Exact reproduction required: print each line of the material below.

─── ENTRIES SHOWN

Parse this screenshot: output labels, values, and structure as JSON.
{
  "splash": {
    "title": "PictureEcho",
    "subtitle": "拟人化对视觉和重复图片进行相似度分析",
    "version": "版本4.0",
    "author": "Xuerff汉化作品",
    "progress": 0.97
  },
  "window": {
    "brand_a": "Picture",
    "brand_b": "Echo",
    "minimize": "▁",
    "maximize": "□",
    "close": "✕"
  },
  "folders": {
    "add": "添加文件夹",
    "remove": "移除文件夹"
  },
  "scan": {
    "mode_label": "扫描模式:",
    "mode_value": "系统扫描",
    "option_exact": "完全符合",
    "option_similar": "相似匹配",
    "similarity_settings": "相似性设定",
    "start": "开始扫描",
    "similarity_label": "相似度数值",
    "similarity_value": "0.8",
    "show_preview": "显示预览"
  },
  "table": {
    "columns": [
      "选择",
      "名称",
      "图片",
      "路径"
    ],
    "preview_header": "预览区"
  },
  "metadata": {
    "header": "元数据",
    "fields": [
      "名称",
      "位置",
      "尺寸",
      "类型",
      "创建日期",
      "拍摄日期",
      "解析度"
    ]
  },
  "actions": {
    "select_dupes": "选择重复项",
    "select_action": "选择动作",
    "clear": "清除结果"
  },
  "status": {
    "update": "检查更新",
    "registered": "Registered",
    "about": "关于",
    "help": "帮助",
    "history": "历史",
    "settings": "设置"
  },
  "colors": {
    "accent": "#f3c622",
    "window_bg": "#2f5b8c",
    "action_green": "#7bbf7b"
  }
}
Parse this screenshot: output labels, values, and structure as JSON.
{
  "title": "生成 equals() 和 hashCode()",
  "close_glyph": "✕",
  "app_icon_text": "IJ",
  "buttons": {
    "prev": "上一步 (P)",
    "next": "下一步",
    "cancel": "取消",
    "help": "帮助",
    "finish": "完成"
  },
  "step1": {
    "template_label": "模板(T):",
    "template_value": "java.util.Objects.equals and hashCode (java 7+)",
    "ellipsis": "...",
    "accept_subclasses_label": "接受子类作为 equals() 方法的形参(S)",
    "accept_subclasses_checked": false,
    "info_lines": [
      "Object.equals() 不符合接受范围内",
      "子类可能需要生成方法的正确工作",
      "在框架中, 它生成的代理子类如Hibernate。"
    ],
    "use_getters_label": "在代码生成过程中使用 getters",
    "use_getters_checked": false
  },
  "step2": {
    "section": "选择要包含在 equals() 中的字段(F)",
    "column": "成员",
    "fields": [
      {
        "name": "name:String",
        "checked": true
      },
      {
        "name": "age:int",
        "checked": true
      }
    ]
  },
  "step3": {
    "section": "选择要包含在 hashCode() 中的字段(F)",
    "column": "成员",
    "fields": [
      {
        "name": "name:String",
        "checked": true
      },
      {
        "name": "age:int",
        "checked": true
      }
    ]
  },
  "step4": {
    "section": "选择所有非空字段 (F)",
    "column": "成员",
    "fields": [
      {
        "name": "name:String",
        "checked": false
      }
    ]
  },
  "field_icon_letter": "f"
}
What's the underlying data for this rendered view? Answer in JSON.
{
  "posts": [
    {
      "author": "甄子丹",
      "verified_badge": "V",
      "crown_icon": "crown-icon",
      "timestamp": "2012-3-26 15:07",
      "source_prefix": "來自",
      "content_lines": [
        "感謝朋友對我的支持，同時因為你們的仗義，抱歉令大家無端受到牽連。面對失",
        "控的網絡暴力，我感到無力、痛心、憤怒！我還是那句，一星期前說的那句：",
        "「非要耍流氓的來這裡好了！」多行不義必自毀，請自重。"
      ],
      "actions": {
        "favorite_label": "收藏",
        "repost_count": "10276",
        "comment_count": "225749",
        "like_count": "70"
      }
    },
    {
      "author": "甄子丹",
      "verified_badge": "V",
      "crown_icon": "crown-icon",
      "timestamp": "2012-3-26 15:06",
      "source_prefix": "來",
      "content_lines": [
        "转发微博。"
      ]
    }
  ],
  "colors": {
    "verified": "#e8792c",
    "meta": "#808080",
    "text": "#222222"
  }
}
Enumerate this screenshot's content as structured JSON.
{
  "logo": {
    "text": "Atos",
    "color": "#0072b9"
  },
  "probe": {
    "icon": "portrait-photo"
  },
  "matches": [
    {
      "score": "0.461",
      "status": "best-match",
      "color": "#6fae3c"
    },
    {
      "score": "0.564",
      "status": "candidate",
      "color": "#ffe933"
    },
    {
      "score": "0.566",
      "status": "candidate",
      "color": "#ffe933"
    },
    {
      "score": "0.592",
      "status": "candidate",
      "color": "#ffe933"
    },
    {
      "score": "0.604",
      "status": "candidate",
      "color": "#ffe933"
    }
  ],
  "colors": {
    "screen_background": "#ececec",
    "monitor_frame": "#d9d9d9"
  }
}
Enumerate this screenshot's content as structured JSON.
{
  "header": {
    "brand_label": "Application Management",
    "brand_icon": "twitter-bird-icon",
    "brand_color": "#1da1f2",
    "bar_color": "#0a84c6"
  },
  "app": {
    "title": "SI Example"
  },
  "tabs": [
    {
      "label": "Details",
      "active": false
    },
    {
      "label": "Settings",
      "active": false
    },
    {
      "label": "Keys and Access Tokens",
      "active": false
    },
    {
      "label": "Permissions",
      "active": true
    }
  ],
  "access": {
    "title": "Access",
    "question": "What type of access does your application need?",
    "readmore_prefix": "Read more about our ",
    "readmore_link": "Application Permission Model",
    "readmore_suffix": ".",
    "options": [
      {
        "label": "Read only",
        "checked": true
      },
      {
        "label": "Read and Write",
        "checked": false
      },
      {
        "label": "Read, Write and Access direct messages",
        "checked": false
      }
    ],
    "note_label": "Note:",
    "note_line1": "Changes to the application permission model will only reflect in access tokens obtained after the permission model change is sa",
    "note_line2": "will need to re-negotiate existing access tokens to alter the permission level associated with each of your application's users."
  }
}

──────

■ ANSWER ■
Parse this screenshot: output labels, values, and structure as JSON.
{
  "splash": {
    "title": "PictureEcho",
    "subtitle": "拟人化对视觉和重复图片进行相似度分析",
    "version": "版本4.0",
    "author": "Xuerff汉化作品",
    "progress": 0.97
  },
  "window": {
    "brand_a": "Picture",
    "brand_b": "Echo",
    "minimize": "▁",
    "maximize": "□",
    "close": "✕"
  },
  "folders": {
    "add": "添加文件夹",
    "remove": "移除文件夹"
  },
  "scan": {
    "mode_label": "扫描模式:",
    "mode_value": "系统扫描",
    "option_exact": "完全符合",
    "option_similar": "相似匹配",
    "similarity_settings": "相似性设定",
    "start": "开始扫描",
    "similarity_label": "相似度数值",
    "similarity_value": "0.8",
    "show_preview": "显示预览"
  },
  "table": {
    "columns": [
      "选择",
      "名称",
      "图片",
      "路径"
    ],
    "preview_header": "预览区"
  },
  "metadata": {
    "header": "元数据",
    "fields": [
      "名称",
      "位置",
      "尺寸",
      "类型",
      "创建日期",
      "拍摄日期",
      "解析度"
    ]
  },
  "actions": {
    "select_dupes": "选择重复项",
    "select_action": "选择动作",
    "clear": "清除结果"
  },
  "status": {
    "update": "检查更新",
    "registered": "Registered",
    "about": "关于",
    "help": "帮助",
    "history": "历史",
    "settings": "设置"
  },
  "colors": {
    "accent": "#f3c622",
    "window_bg": "#2f5b8c",
    "action_green": "#7bbf7b"
  }
}
Parse this screenshot: output labels, values, and structure as JSON.
{
  "title": "生成 equals() 和 hashCode()",
  "close_glyph": "✕",
  "app_icon_text": "IJ",
  "buttons": {
    "prev": "上一步 (P)",
    "next": "下一步",
    "cancel": "取消",
    "help": "帮助",
    "finish": "完成"
  },
  "step1": {
    "template_label": "模板(T):",
    "template_value": "java.util.Objects.equals and hashCode (java 7+)",
    "ellipsis": "...",
    "accept_subclasses_label": "接受子类作为 equals() 方法的形参(S)",
    "accept_subclasses_checked": false,
    "info_lines": [
      "Object.equals() 不符合接受范围内",
      "子类可能需要生成方法的正确工作",
      "在框架中, 它生成的代理子类如Hibernate。"
    ],
    "use_getters_label": "在代码生成过程中使用 getters",
    "use_getters_checked": false
  },
  "step2": {
    "section": "选择要包含在 equals() 中的字段(F)",
    "column": "成员",
    "fields": [
      {
        "name": "name:String",
        "checked": true
      },
      {
        "name": "age:int",
        "checked": true
      }
    ]
  },
  "step3": {
    "section": "选择要包含在 hashCode() 中的字段(F)",
    "column": "成员",
    "fields": [
      {
        "name": "name:String",
        "checked": true
      },
      {
        "name": "age:int",
        "checked": true
      }
    ]
  },
  "step4": {
    "section": "选择所有非空字段 (F)",
    "column": "成员",
    "fields": [
      {
        "name": "name:String",
        "checked": false
      }
    ]
  },
  "field_icon_letter": "f"
}
What's the underlying data for this rendered view? Answer in JSON.
{
  "posts": [
    {
      "author": "甄子丹",
      "verified_badge": "V",
      "crown_icon": "crown-icon",
      "timestamp": "2012-3-26 15:07",
      "source_prefix": "來自",
      "content_lines": [
        "感謝朋友對我的支持，同時因為你們的仗義，抱歉令大家無端受到牽連。面對失",
        "控的網絡暴力，我感到無力、痛心、憤怒！我還是那句，一星期前說的那句：",
        "「非要耍流氓的來這裡好了！」多行不義必自毀，請自重。"
      ],
      "actions": {
        "favorite_label": "收藏",
        "repost_count": "10276",
        "comment_count": "225749",
        "like_count": "70"
      }
    },
    {
      "author": "甄子丹",
      "verified_badge": "V",
      "crown_icon": "crown-icon",
      "timestamp": "2012-3-26 15:06",
      "source_prefix": "來",
      "content_lines": [
        "转发微博。"
      ]
    }
  ],
  "colors": {
    "verified": "#e8792c",
    "meta": "#808080",
    "text": "#222222"
  }
}
Enumerate this screenshot's content as structured JSON.
{
  "logo": {
    "text": "Atos",
    "color": "#0072b9"
  },
  "probe": {
    "icon": "portrait-photo"
  },
  "matches": [
    {
      "score": "0.461",
      "status": "best-match",
      "color": "#6fae3c"
    },
    {
      "score": "0.564",
      "status": "candidate",
      "color": "#ffe933"
    },
    {
      "score": "0.566",
      "status": "candidate",
      "color": "#ffe933"
    },
    {
      "score": "0.592",
      "status": "candidate",
      "color": "#ffe933"
    },
    {
      "score": "0.604",
      "status": "candidate",
      "color": "#ffe933"
    }
  ],
  "colors": {
    "screen_background": "#ececec",
    "monitor_frame": "#d9d9d9"
  }
}
Enumerate this screenshot's content as structured JSON.
{
  "header": {
    "brand_label": "Application Management",
    "brand_icon": "twitter-bird-icon",
    "brand_color": "#1da1f2",
    "bar_color": "#0a84c6"
  },
  "app": {
    "title": "SI Example"
  },
  "tabs": [
    {
      "label": "Details",
      "active": false
    },
    {
      "label": "Settings",
      "active": false
    },
    {
      "label": "Keys and Access Tokens",
      "active": false
    },
    {
      "label": "Permissions",
      "active": true
    }
  ],
  "access": {
    "title": "Access",
    "question": "What type of access does your application need?",
    "readmore_prefix": "Read more about our ",
    "readmore_link": "Application Permission Model",
    "readmore_suffix": ".",
    "options": [
      {
        "label": "Read only",
        "checked": true
      },
      {
        "label": "Read and Write",
        "checked": false
      },
      {
        "label": "Read, Write and Access direct messages",
        "checked": false
      }
    ],
    "note_label": "Note:",
    "note_line1": "Changes to the application permission model will only reflect in access tokens obtained after the permission model change is sa",
    "note_line2": "will need to re-negotiate existing access tokens to alter the permission level associated with each of your application's users."
  }
}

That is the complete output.